**Your objective:** Find and copy each line of the records where the string "zoom" shows up.
● ● ●
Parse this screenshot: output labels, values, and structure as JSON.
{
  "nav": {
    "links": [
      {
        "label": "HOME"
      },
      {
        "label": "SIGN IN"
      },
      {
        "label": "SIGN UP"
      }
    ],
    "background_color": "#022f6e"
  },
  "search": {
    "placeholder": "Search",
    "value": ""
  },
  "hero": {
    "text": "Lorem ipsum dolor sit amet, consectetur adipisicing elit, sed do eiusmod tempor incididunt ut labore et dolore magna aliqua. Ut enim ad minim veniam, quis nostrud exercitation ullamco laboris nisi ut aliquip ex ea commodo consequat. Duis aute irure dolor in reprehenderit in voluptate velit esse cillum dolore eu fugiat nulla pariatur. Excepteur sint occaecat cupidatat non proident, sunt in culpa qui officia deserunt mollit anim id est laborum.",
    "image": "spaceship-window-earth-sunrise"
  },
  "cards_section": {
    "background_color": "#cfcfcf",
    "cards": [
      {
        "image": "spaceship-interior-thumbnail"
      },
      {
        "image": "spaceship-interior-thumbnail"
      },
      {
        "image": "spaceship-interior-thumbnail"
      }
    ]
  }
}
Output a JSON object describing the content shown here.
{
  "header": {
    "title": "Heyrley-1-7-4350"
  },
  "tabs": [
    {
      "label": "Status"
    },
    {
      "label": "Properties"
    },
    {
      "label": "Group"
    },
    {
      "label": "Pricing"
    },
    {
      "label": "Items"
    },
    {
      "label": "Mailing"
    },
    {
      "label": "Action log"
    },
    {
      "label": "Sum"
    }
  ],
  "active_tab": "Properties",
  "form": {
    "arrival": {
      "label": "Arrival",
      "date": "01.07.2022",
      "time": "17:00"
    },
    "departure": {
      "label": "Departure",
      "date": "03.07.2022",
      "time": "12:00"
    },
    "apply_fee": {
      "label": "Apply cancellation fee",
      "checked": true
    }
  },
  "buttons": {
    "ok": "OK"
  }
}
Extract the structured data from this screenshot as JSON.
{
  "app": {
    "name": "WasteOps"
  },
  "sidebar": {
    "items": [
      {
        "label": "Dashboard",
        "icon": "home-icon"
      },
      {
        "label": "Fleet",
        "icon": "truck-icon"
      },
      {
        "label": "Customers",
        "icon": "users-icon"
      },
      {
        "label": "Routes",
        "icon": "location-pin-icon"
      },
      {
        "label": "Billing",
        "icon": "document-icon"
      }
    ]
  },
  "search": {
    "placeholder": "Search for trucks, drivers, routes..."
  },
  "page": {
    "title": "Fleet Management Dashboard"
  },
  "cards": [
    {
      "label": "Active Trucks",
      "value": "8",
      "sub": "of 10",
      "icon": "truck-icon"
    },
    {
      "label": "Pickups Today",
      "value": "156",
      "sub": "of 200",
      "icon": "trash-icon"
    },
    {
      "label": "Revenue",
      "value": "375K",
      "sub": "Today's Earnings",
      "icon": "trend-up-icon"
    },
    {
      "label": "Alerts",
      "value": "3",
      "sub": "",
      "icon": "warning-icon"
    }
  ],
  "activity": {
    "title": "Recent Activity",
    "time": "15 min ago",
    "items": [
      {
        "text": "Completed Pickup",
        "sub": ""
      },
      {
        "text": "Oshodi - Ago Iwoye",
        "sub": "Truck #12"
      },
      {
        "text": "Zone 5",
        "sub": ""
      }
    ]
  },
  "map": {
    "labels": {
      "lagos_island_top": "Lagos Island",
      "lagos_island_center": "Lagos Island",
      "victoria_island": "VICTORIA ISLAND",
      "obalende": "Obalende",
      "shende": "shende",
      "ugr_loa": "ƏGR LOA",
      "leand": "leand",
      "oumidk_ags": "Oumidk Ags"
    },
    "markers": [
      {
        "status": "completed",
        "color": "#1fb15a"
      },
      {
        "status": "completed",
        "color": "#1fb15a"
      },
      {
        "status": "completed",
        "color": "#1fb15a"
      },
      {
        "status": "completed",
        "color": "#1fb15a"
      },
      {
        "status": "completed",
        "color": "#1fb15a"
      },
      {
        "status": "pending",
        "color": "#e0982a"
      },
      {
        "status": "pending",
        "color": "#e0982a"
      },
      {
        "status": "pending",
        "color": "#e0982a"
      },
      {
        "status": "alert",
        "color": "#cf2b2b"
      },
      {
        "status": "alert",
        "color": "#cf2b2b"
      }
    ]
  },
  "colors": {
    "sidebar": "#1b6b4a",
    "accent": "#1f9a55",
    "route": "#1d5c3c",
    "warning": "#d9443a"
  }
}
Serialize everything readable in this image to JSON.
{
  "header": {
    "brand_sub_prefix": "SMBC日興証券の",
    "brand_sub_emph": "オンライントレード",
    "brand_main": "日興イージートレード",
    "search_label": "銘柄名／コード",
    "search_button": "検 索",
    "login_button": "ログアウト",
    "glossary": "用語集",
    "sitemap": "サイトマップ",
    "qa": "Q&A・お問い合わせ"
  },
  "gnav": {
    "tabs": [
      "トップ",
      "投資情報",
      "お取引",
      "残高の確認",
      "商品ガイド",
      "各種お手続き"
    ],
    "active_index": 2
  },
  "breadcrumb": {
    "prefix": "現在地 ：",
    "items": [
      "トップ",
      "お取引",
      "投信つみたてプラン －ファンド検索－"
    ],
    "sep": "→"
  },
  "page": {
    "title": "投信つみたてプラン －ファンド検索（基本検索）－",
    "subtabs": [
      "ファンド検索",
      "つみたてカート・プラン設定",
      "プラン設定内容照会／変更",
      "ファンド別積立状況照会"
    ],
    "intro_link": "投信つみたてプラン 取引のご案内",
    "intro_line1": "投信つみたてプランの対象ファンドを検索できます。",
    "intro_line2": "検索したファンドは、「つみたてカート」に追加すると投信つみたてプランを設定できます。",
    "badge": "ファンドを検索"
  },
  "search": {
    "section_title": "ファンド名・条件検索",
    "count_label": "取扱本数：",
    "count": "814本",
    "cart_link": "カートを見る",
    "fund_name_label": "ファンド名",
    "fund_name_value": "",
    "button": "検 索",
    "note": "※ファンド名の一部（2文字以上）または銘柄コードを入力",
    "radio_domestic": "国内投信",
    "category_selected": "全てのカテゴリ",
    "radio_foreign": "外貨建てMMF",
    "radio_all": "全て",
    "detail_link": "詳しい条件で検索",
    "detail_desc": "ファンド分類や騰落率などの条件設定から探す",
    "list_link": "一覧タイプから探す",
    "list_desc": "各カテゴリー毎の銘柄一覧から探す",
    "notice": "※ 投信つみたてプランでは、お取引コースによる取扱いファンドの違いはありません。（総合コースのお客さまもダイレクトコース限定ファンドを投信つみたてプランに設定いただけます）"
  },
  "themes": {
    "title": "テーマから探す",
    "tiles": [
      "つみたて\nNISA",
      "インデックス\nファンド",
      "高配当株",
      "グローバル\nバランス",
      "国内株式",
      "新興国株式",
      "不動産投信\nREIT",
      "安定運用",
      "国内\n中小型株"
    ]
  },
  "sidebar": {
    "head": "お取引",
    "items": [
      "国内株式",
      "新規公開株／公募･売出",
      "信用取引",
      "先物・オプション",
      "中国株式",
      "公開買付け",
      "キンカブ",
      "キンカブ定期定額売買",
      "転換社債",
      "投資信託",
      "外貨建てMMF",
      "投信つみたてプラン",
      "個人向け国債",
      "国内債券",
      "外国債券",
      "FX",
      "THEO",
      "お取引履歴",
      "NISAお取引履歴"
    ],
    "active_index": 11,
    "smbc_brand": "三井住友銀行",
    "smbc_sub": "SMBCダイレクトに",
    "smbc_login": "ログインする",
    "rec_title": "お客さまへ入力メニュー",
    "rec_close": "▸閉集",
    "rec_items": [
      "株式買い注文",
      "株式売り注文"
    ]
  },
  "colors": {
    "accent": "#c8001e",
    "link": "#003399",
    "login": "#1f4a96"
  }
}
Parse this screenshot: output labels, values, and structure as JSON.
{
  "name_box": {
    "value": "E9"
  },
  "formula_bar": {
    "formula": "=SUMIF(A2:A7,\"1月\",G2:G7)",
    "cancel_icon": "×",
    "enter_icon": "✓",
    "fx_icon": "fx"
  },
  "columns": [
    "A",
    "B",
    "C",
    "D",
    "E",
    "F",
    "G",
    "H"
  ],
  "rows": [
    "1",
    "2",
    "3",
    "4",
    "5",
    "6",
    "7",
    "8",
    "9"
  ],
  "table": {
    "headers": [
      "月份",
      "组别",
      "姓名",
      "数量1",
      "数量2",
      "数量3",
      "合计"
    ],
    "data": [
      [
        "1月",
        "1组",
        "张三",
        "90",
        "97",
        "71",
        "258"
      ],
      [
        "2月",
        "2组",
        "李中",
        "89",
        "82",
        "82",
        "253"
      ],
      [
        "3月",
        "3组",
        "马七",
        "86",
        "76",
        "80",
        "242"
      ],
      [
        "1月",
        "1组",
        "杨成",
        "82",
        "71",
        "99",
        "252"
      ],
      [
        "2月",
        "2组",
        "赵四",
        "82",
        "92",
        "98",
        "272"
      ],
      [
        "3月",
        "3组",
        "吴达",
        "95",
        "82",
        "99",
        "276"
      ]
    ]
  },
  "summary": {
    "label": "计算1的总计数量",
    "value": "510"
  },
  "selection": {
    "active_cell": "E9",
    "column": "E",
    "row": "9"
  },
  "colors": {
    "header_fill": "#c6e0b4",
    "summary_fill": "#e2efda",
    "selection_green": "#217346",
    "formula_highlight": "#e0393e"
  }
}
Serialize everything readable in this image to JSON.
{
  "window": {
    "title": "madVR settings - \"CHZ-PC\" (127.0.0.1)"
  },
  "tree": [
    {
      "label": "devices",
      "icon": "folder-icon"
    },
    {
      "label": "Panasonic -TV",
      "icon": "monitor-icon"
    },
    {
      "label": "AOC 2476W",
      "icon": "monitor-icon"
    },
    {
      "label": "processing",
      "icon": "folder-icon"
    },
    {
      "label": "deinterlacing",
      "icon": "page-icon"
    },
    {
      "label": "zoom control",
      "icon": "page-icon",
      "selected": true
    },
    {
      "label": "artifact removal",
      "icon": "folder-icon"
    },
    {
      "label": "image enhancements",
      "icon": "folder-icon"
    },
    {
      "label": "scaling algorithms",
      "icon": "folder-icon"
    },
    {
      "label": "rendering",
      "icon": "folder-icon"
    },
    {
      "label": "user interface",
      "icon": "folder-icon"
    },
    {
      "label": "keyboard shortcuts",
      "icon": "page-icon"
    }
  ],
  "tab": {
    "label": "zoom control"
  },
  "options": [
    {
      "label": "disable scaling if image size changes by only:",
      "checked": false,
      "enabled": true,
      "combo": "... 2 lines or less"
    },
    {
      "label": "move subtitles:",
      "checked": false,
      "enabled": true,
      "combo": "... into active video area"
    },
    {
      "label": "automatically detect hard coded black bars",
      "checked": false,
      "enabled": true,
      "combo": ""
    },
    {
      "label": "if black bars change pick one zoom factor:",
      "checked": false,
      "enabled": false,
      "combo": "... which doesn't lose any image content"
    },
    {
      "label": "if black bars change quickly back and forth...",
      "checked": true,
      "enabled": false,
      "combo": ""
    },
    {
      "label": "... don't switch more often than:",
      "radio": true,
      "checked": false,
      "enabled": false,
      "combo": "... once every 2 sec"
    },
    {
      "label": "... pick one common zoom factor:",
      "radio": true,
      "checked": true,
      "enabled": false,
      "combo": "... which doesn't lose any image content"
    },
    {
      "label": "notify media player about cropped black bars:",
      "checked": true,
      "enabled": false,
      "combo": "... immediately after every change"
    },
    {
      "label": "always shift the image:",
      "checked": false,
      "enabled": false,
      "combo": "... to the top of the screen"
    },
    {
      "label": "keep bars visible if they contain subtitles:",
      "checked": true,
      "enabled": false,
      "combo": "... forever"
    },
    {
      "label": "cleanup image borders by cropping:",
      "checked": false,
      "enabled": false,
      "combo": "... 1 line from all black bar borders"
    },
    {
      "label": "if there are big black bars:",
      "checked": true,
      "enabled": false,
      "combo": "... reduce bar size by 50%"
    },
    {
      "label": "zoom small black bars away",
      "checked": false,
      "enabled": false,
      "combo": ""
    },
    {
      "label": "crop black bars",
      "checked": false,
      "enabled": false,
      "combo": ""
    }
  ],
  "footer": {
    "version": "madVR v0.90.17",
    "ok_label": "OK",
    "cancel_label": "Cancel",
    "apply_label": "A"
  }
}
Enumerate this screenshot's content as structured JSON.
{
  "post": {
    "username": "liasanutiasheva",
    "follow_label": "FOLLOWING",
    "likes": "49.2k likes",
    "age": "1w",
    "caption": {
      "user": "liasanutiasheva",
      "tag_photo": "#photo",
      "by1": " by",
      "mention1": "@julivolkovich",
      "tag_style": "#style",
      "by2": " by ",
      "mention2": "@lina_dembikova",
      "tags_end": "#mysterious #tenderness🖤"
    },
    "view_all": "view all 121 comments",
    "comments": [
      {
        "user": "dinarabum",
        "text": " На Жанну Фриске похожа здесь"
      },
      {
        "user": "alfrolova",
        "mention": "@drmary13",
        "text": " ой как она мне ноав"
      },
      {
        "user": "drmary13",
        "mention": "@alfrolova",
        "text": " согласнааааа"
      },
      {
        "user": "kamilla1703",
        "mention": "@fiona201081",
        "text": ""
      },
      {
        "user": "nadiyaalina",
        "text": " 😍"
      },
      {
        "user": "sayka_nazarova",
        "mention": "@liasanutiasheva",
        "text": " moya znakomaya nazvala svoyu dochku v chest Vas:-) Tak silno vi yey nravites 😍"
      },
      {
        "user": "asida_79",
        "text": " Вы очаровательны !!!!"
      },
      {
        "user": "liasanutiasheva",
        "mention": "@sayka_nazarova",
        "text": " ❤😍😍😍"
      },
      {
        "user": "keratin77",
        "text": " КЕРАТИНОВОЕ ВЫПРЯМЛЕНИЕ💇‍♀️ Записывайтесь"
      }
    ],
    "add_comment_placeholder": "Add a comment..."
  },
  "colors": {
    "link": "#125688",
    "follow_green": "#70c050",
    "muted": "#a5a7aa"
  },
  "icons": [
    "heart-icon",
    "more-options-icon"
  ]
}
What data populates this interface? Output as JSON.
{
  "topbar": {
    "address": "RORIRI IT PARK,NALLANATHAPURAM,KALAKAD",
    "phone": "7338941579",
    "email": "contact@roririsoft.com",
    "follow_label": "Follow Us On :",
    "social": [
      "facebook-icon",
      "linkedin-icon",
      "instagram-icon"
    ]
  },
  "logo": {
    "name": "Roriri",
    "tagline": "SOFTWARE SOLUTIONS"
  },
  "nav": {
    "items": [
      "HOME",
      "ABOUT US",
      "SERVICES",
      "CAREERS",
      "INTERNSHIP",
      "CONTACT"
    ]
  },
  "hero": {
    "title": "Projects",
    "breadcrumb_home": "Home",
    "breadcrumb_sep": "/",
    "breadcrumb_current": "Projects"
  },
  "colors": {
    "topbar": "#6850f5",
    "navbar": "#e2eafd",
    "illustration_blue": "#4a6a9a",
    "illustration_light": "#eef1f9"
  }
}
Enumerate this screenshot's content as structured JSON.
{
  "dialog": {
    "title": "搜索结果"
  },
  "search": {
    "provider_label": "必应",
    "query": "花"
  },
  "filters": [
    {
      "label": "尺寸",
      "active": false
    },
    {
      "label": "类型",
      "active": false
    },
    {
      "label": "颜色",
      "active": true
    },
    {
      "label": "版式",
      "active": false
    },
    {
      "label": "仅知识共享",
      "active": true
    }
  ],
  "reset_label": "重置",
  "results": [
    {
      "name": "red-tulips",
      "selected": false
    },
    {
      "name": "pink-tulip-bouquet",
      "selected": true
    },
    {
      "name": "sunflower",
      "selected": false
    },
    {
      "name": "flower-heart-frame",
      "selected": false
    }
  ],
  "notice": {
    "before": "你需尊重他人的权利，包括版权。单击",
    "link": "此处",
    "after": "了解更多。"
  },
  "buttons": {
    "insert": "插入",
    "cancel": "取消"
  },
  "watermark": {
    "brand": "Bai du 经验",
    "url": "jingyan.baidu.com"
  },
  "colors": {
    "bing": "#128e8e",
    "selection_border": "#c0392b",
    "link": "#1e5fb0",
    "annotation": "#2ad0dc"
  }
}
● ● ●
**Your response:**
      "label": "zoom control",
    "label": "zoom control"
      "label": "if black bars change pick one zoom factor:",
      "label": "... pick one common zoom factor:",
      "label": "zoom small black bars away",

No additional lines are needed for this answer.